» **Instructions for the task**:
Write out each record below exactly, but not the pictures.

(Component data from apps and pages)

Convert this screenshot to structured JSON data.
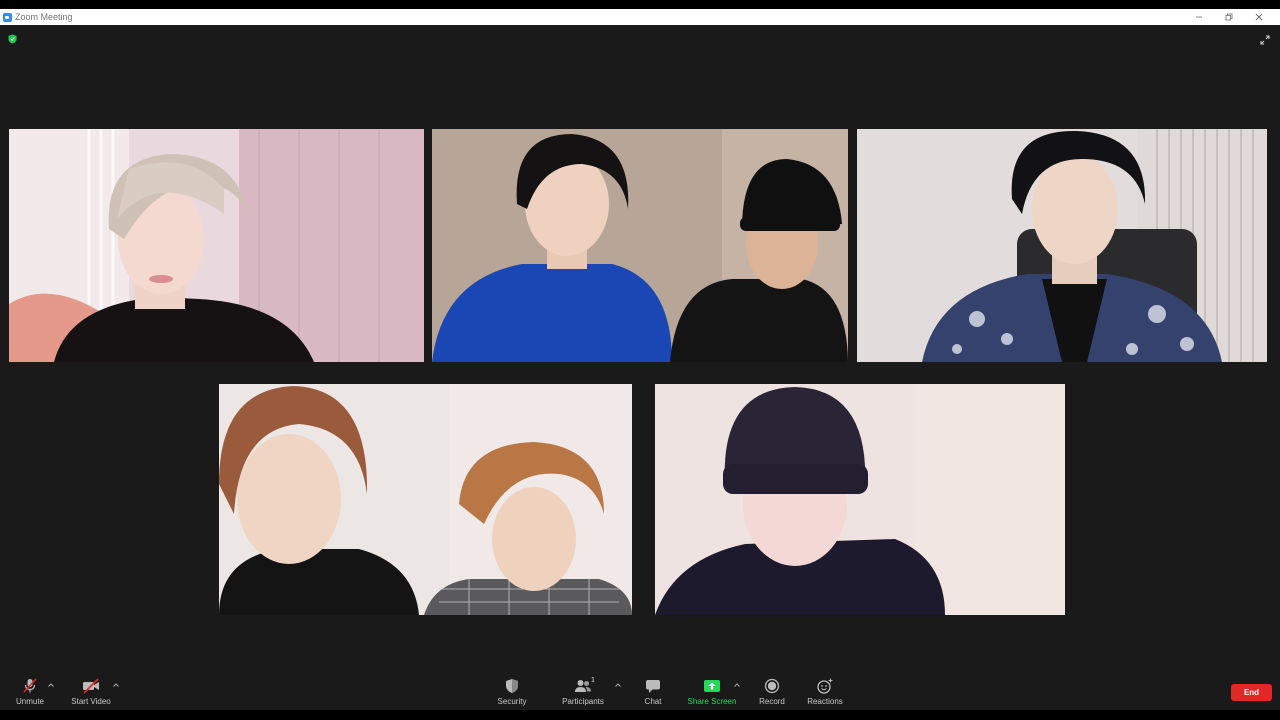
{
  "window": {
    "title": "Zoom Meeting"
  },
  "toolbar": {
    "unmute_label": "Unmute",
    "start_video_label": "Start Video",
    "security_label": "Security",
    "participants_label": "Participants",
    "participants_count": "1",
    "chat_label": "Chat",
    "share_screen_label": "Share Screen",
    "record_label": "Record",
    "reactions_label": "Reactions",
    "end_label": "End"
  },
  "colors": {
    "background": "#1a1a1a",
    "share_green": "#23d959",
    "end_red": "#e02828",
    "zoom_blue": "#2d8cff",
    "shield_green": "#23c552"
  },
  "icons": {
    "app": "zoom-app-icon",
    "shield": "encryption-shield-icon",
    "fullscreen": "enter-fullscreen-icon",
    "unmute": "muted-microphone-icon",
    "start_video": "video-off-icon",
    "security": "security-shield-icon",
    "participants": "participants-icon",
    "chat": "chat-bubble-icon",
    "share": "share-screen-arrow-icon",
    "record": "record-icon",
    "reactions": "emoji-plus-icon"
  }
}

» **Response to the exercise**:
Convert this screenshot to structured JSON data.
{
  "window": {
    "title": "Zoom Meeting"
  },
  "toolbar": {
    "unmute_label": "Unmute",
    "start_video_label": "Start Video",
    "security_label": "Security",
    "participants_label": "Participants",
    "participants_count": "1",
    "chat_label": "Chat",
    "share_screen_label": "Share Screen",
    "record_label": "Record",
    "reactions_label": "Reactions",
    "end_label": "End"
  },
  "colors": {
    "background": "#1a1a1a",
    "share_green": "#23d959",
    "end_red": "#e02828",
    "zoom_blue": "#2d8cff",
    "shield_green": "#23c552"
  },
  "icons": {
    "app": "zoom-app-icon",
    "shield": "encryption-shield-icon",
    "fullscreen": "enter-fullscreen-icon",
    "unmute": "muted-microphone-icon",
    "start_video": "video-off-icon",
    "security": "security-shield-icon",
    "participants": "participants-icon",
    "chat": "chat-bubble-icon",
    "share": "share-screen-arrow-icon",
    "record": "record-icon",
    "reactions": "emoji-plus-icon"
  }
}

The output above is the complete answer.